===== SUPPLIED INFORMATION

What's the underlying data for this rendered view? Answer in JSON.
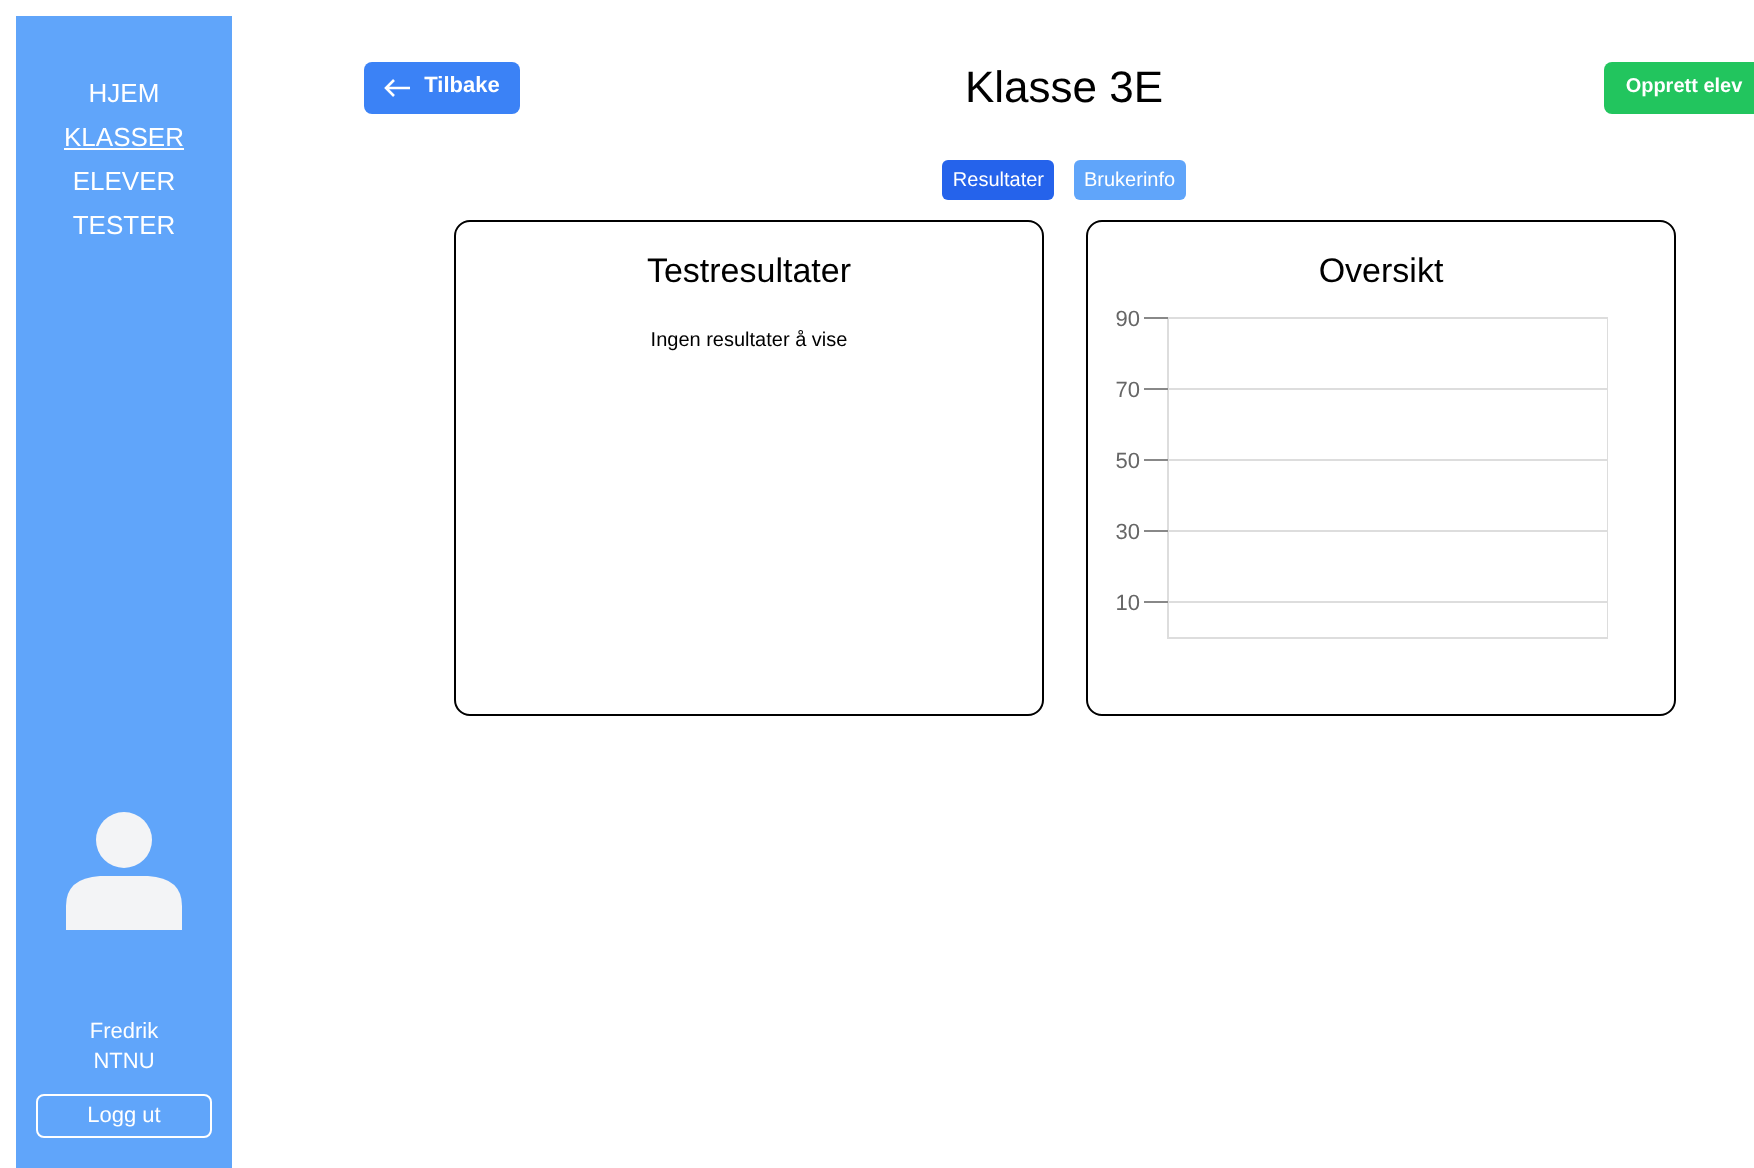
{
  "sidebar": {
    "items": [
      {
        "label": "HJEM",
        "selected": false
      },
      {
        "label": "KLASSER",
        "selected": true
      },
      {
        "label": "ELEVER",
        "selected": false
      },
      {
        "label": "TESTER",
        "selected": false
      }
    ],
    "user": {
      "name": "Fredrik",
      "org": "NTNU"
    },
    "logout": "Logg ut"
  },
  "header": {
    "back": "Tilbake",
    "title": "Klasse 3E",
    "create": "Opprett elev"
  },
  "tabs": [
    {
      "label": "Resultater",
      "selected": true
    },
    {
      "label": "Brukerinfo",
      "selected": false
    }
  ],
  "results": {
    "title": "Testresultater",
    "empty": "Ingen resultater å vise"
  },
  "overview": {
    "title": "Oversikt",
    "chart": {
      "y_axis_labels": [
        "90",
        "70",
        "50",
        "30",
        "10"
      ]
    }
  }
}
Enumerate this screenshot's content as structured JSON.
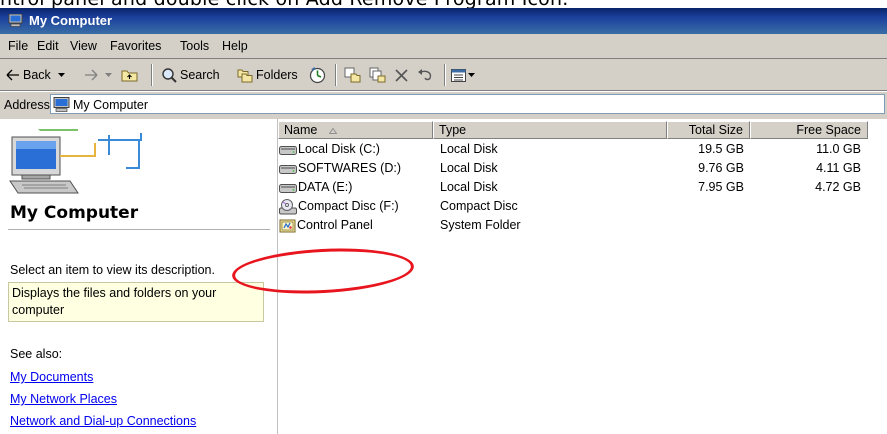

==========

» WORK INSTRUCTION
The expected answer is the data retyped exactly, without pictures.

» RESULT FOR THIS EXERCISE
What's the underlying data for this rendered view? Answer in JSON.
{
  "sidebar": {
    "items": [
      {
        "label": "HJEM",
        "selected": false
      },
      {
        "label": "KLASSER",
        "selected": true
      },
      {
        "label": "ELEVER",
        "selected": false
      },
      {
        "label": "TESTER",
        "selected": false
      }
    ],
    "user": {
      "name": "Fredrik",
      "org": "NTNU"
    },
    "logout": "Logg ut"
  },
  "header": {
    "back": "Tilbake",
    "title": "Klasse 3E",
    "create": "Opprett elev"
  },
  "tabs": [
    {
      "label": "Resultater",
      "selected": true
    },
    {
      "label": "Brukerinfo",
      "selected": false
    }
  ],
  "results": {
    "title": "Testresultater",
    "empty": "Ingen resultater å vise"
  },
  "overview": {
    "title": "Oversikt",
    "chart": {
      "y_axis_labels": [
        "90",
        "70",
        "50",
        "30",
        "10"
      ]
    }
  }
}
Enumerate this screenshot's content as structured JSON.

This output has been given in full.